The United Kingdom is taking drastic steps to ensure that imported hoverboards meet certain safety regulations. According to Mashable, British authorities seized thousands of the items at ports because they did not pass safety checks. Of the 17,000 imported motorized self-balancing devices, 15,000 did not pass inspection.
While no official action has taken place, the product has caught the eye of American agencies. According to CBS News, the Consumer Product Safety Commission (CPSC) has received eight reports of emergency room visits related to hoverboards.
In addition to the fall hazard, charging the device has proven to be dangerous. Firefighters in London recently responded to a fire caused by a charging hoverboard. A similar incident was reported in Louisiana.

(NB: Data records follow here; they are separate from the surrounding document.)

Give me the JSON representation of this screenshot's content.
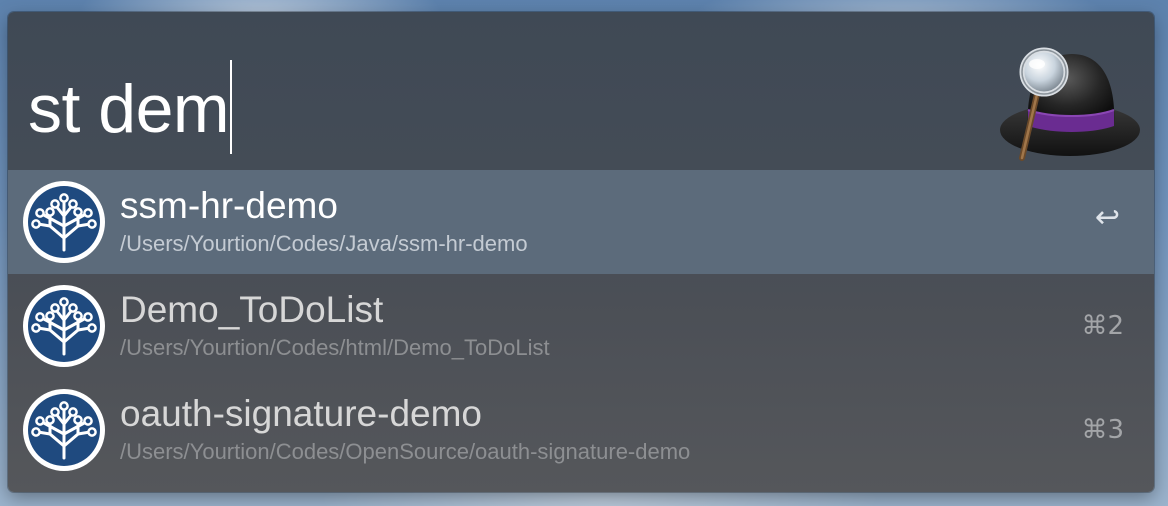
{
  "search": {
    "query": "st dem"
  },
  "results": [
    {
      "title": "ssm-hr-demo",
      "subtitle": "/Users/Yourtion/Codes/Java/ssm-hr-demo",
      "shortcut": "↩",
      "selected": true,
      "icon": "sourcetree-icon"
    },
    {
      "title": "Demo_ToDoList",
      "subtitle": "/Users/Yourtion/Codes/html/Demo_ToDoList",
      "shortcut": "⌘2",
      "selected": false,
      "icon": "sourcetree-icon"
    },
    {
      "title": "oauth-signature-demo",
      "subtitle": "/Users/Yourtion/Codes/OpenSource/oauth-signature-demo",
      "shortcut": "⌘3",
      "selected": false,
      "icon": "sourcetree-icon"
    }
  ],
  "colors": {
    "selected_row": "#5c6b7b",
    "icon_blue": "#1f4a7f",
    "hat_band": "#6a2c91"
  }
}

Unfamiliarity with the new technology is part of the problem. There are no national safety standards for all the different brands sold to consumers.
Says Sean Kane of the Safety Institute, to CBS: "What's the difference? What are the design practices? What are the standards? What is the testing that's being done? And the answer is nobody knows because there aren't any requirements they have to meet."
Cheaply-made counterfeits are common in a flooded marketplace, according to Rilwan Hassan, a franchise owner with IO Moonwalkers, a retailer of high-end hoverboards.
"(A customer) brought a board in to us (that) stopped working and also broke in half, so we decided to open it and check what was wrong with it," Hassan told CBS. "Basically it had duct tape in the wiring, wiring was loose, screws were missing -- it was just terrible quality."
The Safety Institute urges users to wear helmets and pads when on a hoverboards, and to report any problems to the CPSC.